Byline: Peter Lewis
ORWELL: A LIFE IN LETTERS Edited by PETER DAVISON(Harvill Secker [pounds sterling]20)
THERE are no photographs of George Orwell laughing. I once asked a number of friends of his what his laugh was like. Most of them couldn't remember one. Arthur Koestler recalled a sharp bark -- a sort of 'hah!' The sound of his worst expectations being fulfilled? In this collection of letters there are many that exude gloom, pessimism, disillusion or resignation. Yet they are surprisingly enjoyable reading. That is the paradox of Orwell -- the Eeyore of English letters simultaneously raises your morale.
Of course there was a lot to be gloomy about in Orwell's life, above all his illhealth, the recurrent haemorrhages of the lung that were going to get him in the end. The enemy within. His reaction was to be quite ruthless towards himself, to give himself no quarter. He always worked tremendously hard.
Most of his career attempts failed. After schooldays at Eton he served as a police officer in Burma. He hated being an instrument of the Raj and resigned. His early attempts at writing novels in Paris left him penniless, washing dishes in a hotel kitchen. His attempt to live the life of a down-and-out in Britain was unique but the reading public did not share his curiosity. His attempt to run a village store didn't pay.
In the Spanish Civil War he fought not only on the losing side but with the losing faction on the losing side. He fled Spain with Stalinist police on his heels. Nobody bought the excellent book he wrote exposing this betrayal of the Left-wing cause. His pre-war novels didn't sell. He himself disliked most of them, calling one 'that dreadful book'. As a novelist he said he experienced 'failure, failure, failure'. He admitted: 'I'm not really a novelist.' This was true. His two great books are fables rather than novels. And it was as an essayist that he is supreme. Give him an elephant to shoot, a saucy seaside postcard or a common toad to reflect on and there is no one to touch him.
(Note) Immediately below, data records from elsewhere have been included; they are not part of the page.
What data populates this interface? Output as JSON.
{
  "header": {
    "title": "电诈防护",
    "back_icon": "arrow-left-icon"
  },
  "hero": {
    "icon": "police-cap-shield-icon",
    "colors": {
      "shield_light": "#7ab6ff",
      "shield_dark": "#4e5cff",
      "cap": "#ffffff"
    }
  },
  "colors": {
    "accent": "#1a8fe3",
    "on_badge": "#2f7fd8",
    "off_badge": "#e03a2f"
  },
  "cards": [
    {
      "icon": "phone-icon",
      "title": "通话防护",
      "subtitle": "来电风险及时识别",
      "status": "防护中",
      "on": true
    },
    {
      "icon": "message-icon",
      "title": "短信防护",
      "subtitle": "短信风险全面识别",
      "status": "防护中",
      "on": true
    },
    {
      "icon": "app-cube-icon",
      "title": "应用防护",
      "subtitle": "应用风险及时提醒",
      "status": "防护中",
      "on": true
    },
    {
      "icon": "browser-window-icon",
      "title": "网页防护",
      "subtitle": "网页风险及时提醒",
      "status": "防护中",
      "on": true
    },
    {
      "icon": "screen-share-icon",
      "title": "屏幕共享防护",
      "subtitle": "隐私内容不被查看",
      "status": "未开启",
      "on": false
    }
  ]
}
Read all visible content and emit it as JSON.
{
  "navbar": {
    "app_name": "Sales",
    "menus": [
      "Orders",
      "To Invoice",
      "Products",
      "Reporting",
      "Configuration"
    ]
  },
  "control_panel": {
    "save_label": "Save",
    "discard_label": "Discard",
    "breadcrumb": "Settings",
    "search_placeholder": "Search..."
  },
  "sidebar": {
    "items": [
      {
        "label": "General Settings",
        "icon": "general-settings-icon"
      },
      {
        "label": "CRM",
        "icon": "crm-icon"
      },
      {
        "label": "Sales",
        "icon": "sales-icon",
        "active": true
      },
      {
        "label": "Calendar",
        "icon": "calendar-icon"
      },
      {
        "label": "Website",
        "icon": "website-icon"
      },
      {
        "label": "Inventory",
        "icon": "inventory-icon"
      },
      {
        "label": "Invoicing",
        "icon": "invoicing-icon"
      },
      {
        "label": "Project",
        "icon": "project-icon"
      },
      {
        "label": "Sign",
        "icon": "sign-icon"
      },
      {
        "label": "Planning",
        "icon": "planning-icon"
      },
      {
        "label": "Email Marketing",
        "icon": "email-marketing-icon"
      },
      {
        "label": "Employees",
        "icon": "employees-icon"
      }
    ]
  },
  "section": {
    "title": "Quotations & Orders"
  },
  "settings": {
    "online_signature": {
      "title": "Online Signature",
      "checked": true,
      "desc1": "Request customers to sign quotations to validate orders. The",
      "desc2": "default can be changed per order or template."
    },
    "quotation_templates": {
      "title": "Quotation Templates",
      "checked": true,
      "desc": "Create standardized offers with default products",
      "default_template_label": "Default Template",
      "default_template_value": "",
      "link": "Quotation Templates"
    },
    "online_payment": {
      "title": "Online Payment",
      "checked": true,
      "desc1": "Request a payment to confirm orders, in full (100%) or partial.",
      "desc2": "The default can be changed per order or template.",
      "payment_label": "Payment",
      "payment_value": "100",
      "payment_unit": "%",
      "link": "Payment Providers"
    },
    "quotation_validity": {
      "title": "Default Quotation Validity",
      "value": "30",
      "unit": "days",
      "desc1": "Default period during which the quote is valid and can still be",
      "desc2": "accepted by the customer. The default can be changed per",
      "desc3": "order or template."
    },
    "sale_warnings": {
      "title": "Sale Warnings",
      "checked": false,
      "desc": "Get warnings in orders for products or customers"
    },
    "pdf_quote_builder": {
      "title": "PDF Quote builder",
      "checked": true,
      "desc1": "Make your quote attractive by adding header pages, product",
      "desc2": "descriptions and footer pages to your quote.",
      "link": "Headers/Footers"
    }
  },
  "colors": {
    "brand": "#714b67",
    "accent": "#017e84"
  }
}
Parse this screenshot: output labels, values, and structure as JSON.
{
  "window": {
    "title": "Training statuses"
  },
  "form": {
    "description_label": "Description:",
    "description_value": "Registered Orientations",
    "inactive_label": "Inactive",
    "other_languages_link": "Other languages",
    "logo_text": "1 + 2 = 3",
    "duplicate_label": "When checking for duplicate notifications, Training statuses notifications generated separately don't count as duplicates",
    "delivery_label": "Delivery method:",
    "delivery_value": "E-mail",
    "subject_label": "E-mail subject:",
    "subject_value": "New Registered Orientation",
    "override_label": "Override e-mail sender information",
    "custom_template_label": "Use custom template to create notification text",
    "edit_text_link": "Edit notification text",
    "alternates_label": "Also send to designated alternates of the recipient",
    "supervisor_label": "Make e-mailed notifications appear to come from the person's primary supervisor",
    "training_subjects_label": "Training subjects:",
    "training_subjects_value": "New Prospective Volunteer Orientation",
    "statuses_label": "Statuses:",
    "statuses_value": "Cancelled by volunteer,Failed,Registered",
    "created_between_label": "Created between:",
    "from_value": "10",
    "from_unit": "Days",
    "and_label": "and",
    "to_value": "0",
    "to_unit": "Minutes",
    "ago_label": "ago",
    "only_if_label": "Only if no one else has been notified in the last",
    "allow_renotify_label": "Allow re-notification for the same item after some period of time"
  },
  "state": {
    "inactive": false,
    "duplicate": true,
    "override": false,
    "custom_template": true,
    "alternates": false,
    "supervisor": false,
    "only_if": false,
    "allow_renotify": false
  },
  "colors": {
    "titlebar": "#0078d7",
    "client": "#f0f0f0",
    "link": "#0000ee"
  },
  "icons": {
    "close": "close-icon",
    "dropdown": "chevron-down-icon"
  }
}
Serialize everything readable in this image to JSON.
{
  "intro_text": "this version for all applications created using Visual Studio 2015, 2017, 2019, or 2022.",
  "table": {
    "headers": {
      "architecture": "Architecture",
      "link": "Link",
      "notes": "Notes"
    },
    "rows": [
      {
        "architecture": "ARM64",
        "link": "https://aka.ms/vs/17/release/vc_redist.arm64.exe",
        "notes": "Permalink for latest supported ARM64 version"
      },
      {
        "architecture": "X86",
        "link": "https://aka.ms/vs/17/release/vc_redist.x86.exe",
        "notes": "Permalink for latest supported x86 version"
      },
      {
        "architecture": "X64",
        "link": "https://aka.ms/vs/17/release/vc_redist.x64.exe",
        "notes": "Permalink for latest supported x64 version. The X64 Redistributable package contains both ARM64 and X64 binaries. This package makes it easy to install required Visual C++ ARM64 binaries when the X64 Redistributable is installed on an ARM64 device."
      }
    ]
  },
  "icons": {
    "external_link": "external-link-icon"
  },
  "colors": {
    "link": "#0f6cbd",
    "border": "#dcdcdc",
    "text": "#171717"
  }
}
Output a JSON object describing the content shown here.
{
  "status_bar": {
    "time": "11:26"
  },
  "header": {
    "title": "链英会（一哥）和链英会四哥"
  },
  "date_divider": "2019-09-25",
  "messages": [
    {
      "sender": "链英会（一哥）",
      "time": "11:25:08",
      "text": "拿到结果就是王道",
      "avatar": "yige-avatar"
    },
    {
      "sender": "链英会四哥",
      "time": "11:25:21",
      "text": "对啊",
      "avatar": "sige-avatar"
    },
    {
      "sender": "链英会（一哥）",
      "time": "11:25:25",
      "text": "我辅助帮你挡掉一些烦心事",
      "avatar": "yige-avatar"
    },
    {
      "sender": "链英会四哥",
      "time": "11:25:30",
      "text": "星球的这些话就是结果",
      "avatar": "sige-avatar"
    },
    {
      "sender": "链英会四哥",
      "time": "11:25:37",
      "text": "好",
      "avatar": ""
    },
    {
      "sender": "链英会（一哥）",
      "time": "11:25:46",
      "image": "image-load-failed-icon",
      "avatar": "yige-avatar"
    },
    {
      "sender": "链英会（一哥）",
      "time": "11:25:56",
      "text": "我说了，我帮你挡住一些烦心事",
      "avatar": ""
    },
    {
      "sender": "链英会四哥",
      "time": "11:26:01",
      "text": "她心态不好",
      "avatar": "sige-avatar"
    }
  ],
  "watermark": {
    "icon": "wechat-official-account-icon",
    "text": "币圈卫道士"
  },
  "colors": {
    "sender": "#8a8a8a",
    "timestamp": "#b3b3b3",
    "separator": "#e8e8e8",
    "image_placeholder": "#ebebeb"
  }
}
When he did come up with the most penetrable parable since Gulliver's Travels, Animal Farm, it was refused over and over again by publishers as 'inopportune'.
In 1944, Britain was in the midst of its admiration for Russian victories against Hitler under good old 'Uncle Joe'.
At Faber, no less a person than the poet T.S. Eliot refused the book, missing its point by saying that since the pigs were more intelligent than the other animals, 'what was needed was not more communism but more public-spirited pigs'. Eliot the elitist strongly believed that some are more equal than others.
ORWELL was planning to publish Animal Farm himself, as a twoshilling pamphlet, when Fredric Warburg took the risk. But the shortage of paper reduced the print to only 4,500 copies.
By the time he was at last due for royalties from a bestseller, he was seriously ill again, in fact dying. Writing Nineteen Eighty-Four was, he knew, a race against time.
Typically he retired to Jura, one of the least accessible islands in the Hebrides, to wrestle with it for two years. When it was done he asked for a typist. No one could be found who would make the journey so, in bed, he set about the heavy work of typing more than 100,000 words on an old typewriter with two carbon copies. It was heroic self-sacrifice.
Immediately afterwards he was hospitalised and never left hospital again. TB was out to finish him. He died 60 years ago this year, aged only 46, with who knows what further books inside him.
Nineteen Eighty-Four is possibly the most chilling warning ever written about what the future could have in store. 'It wouldn't have been so gloomy if I hadn't been so ill,' he was once quoted as saying.
But ever since, we have been on the watch for Big Brother or his minions' attempts to sneak our liberties little by little. Thanks to Orwell. …